WHAT THIS TASK INVOLVES:
Nothing but a number is needed: the count of lines below that include "heading".

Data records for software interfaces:

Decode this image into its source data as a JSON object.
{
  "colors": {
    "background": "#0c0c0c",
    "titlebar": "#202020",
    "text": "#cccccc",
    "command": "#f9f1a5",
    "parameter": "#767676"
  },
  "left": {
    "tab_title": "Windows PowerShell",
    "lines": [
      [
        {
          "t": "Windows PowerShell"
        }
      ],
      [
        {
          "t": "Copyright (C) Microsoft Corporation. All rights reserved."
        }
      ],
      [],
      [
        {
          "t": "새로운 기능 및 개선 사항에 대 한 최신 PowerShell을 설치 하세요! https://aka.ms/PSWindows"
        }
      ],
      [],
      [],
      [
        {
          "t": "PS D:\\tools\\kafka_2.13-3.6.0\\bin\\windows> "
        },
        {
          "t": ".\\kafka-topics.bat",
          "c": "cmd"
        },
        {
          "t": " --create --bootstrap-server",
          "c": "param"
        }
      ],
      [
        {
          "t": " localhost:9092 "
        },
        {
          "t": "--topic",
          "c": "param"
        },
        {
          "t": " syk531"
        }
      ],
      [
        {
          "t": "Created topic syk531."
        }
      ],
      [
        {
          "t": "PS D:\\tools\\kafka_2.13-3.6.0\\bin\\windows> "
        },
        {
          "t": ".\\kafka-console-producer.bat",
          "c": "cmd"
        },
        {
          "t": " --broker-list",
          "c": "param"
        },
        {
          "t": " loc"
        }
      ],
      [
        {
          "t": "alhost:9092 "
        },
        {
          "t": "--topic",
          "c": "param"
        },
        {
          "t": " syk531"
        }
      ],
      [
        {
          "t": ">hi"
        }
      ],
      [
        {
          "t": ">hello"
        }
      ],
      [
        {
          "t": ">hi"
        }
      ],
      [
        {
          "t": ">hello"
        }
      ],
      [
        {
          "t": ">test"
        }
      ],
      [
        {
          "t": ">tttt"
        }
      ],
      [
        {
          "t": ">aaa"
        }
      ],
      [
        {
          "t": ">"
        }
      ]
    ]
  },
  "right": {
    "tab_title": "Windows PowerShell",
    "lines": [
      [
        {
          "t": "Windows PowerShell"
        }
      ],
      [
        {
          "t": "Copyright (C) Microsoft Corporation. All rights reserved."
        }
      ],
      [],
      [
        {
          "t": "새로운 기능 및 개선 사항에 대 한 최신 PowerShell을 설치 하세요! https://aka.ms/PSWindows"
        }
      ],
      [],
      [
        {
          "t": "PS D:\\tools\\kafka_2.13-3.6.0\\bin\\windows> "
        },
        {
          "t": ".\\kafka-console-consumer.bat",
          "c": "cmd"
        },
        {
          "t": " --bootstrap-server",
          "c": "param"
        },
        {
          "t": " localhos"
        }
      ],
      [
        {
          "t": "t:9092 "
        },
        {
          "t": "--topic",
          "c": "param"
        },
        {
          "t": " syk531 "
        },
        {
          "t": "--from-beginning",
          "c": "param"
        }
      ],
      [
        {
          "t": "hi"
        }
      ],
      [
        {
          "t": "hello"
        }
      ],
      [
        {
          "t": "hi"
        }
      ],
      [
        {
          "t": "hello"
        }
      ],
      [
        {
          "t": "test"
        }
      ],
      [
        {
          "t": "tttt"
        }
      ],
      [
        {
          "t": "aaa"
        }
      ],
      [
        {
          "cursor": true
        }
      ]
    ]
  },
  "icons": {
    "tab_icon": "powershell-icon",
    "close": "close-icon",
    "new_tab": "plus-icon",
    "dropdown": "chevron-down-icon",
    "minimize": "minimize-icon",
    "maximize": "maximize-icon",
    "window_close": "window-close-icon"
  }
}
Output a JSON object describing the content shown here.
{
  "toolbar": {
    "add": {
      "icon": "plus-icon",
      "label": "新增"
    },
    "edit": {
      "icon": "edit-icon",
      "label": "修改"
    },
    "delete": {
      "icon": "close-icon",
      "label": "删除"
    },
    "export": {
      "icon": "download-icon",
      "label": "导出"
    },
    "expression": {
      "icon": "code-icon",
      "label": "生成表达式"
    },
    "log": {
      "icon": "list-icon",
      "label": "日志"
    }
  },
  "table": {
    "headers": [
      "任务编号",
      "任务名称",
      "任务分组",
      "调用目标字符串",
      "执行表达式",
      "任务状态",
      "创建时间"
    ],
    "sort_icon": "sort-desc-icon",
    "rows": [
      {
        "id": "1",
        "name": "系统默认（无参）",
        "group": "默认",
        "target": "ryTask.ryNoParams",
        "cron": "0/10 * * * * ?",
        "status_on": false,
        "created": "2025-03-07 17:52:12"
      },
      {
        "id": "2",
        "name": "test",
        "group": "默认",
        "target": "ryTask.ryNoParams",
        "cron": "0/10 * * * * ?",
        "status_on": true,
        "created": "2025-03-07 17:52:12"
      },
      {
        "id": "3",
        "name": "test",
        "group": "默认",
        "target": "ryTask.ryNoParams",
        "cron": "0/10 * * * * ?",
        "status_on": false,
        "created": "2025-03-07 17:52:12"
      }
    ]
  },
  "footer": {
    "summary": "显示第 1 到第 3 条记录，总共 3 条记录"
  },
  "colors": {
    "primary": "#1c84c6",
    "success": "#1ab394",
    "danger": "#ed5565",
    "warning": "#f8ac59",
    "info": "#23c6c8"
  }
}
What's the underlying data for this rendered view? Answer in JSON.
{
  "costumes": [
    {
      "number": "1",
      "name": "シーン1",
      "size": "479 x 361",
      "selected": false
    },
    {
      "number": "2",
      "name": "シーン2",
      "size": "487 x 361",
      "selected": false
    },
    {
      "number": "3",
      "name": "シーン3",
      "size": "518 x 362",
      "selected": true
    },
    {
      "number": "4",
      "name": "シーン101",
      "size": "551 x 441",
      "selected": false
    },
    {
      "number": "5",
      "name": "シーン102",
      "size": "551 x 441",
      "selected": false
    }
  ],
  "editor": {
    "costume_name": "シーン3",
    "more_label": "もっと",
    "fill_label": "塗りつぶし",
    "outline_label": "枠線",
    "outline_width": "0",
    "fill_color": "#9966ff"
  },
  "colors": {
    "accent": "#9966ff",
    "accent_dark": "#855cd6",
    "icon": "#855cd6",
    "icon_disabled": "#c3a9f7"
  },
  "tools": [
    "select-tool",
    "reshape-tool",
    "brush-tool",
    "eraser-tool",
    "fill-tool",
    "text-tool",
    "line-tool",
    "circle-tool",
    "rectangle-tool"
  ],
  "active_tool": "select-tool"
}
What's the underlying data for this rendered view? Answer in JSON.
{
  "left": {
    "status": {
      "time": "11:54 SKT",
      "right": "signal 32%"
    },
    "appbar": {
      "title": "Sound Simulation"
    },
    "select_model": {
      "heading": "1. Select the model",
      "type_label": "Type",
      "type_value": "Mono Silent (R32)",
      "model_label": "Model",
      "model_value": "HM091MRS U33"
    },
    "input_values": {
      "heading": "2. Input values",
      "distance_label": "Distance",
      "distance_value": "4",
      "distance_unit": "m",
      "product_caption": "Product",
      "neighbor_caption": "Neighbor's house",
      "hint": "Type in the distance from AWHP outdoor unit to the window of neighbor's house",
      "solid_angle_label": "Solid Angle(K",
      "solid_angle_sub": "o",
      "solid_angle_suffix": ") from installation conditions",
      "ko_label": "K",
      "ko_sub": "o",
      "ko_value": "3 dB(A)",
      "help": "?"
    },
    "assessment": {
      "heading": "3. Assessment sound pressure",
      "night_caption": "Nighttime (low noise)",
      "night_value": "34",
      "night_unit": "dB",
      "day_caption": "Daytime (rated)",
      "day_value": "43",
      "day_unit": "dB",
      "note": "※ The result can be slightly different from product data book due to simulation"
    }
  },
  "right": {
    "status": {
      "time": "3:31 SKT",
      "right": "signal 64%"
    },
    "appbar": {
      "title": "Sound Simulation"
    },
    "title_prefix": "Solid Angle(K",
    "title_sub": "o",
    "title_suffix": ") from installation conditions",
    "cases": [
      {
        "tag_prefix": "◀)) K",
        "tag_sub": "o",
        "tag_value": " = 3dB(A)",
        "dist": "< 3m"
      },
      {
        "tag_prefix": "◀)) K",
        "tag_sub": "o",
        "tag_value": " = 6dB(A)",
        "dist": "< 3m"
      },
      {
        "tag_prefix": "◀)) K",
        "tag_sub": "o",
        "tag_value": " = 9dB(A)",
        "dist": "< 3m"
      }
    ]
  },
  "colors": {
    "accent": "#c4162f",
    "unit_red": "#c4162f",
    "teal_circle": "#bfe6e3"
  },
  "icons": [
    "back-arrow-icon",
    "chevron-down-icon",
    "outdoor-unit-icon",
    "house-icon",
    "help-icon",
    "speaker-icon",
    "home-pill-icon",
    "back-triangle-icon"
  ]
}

EXPECTED OUTPUT:
3